More importantly, there are probably many Laffer curves operating in our economy at any point because there are many kinds of taxation. Income taxes. Corporate taxes. Capital gains taxes. Excise taxes. Sales taxes. Because these are set at different levels and hit at different points in our economy, we may well be on the left side of the curve for some taxes and the right on others.
In any case, it’s distressing to see the closing of the conservative mind to economic debate. No wonder those Republican presidential hopefuls were so terrible in the Michigan debate.
I take it all back [Asymetrical Information]
Stephen Schwarzman sits in front of the breakfast table.
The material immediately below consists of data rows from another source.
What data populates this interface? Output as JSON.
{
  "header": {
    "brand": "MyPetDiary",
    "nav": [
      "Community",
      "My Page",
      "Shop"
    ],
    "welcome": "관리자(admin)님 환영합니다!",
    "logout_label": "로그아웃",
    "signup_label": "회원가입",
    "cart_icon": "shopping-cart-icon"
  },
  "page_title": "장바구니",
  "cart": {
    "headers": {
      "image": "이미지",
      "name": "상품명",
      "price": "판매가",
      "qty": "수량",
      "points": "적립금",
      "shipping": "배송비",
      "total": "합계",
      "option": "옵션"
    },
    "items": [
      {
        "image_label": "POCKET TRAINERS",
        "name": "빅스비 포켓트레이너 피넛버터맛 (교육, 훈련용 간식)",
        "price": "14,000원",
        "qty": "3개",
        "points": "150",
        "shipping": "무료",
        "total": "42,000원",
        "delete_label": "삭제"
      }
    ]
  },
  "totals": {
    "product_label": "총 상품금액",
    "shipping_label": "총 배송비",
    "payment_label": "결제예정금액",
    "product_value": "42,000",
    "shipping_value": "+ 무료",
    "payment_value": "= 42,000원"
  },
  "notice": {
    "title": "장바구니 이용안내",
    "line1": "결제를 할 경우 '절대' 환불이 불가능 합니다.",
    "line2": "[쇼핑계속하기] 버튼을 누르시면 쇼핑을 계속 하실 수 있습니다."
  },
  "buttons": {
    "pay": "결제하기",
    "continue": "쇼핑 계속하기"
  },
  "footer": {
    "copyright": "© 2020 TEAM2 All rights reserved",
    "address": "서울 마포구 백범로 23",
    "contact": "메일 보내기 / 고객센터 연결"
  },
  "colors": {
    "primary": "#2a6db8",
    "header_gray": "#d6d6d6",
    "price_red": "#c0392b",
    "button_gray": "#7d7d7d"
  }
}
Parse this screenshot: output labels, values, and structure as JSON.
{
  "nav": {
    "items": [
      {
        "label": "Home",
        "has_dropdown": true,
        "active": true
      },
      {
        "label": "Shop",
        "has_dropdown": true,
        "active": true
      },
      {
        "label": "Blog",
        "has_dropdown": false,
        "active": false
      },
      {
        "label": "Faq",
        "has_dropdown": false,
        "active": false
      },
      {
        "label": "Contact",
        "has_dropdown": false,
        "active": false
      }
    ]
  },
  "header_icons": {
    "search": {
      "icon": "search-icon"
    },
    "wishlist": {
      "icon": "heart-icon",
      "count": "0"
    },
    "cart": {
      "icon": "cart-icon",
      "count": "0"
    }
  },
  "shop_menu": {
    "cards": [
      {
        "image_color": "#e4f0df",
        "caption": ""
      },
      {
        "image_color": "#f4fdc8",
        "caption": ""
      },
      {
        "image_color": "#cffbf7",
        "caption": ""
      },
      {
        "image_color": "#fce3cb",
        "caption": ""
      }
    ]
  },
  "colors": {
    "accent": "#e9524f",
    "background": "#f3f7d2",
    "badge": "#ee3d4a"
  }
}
It’s not just any breakfast table. It’s the most important breakfast table in the world. It was built for John F. Kennedy by an Italian marble worker who died mysteriously during the cold war. Kennedy never ate at the table, however. He was assassinated too early. Later it was acquired by Nancy Reagan for her husband, the former President. But he also died before he could eat breakfast at the table.
It made Schwarzman happy to know that among these powerful men, only he had eaten at the table. He. Stephen Schwarzman of Philadelpha, the man who had come from nothing and become something. No, not “something.” Who had become everything. And not “become” but made himself. The man who had made himself into everything.
A servant silently glides across the polished floors of the most important breakfast nook in the world. A moment of irritation passes across Schwarzman’s face. He has barely touched his crab salad. There is at least $320 worth of crab still on the plate. There is also kiwi, and grapefruit and a spice from Thailand that is unavailable in the United States. It was a gift from the third most powerful man in China. If this servant touches his plate, Schwarzman will fire him. Why are they always touching his plate before he is finished?
The servant isn’t here for the crab. He is carrying a phone on a silver plate. He doesn’t say a word. Schwarzman lifts the phone, flicks it open. He makes a mental note to fire whoever is calling during his breakfast.
“You’re reading that story in the Journal about winning another year to fight the private equity tax, right?” the voice of his chief lobbyist does not sound as happy as it should. Schwarzman was reading that story. “Look. Forget it. Although Senate Majority Leader Harry Reid has declared the private equity tax hike dead in the Senate, there’s still a chance that an even harsher tax hike could work its way into a bill to reform the alternative minimum tax.”
Schwarzman chews a bit of crab but doesn’t say anything.
“Do you have the New York Post?” the lobbyist asks.
“Who the fuck do you think you are talking to?” Schwarzman says, tiny bits of crab escaping from his lips.
“Here’s the deal. The house proposal raises the tax on carried interest to 38 percent. The Senate will have a lot of political pressure to act on this AMT patch and a carried interest bill could be one palatable way to offset the revenue hole they need to fill. We can still probably get rid of this thing. But the house is harder to fix. So many more of the buggers. We’ll have to spread the love around a bit,” the lobbyist says.
Schwarzman coughs. He hangs up the phone and puts it on the plate. Looking back at the crab, he quickly calculates what 38% of the government’s take of his breakfast would be. Then he eats that portion in one forkful. For a moment his mind flashes back to the family store in Philadelphia, to his job folding towels. They would like that, those Democrats. They would like to see him back in Phildelphia, folding fucking towels, he thinks.
The servant turns quickly and walks across the room. There’s a slight squeaking noise as his soft, rubber soled sneakers hit the the floors. Schwarzman makes a mental note to fire him.
Law Still Might Be Taxing for The Rich [New York Post]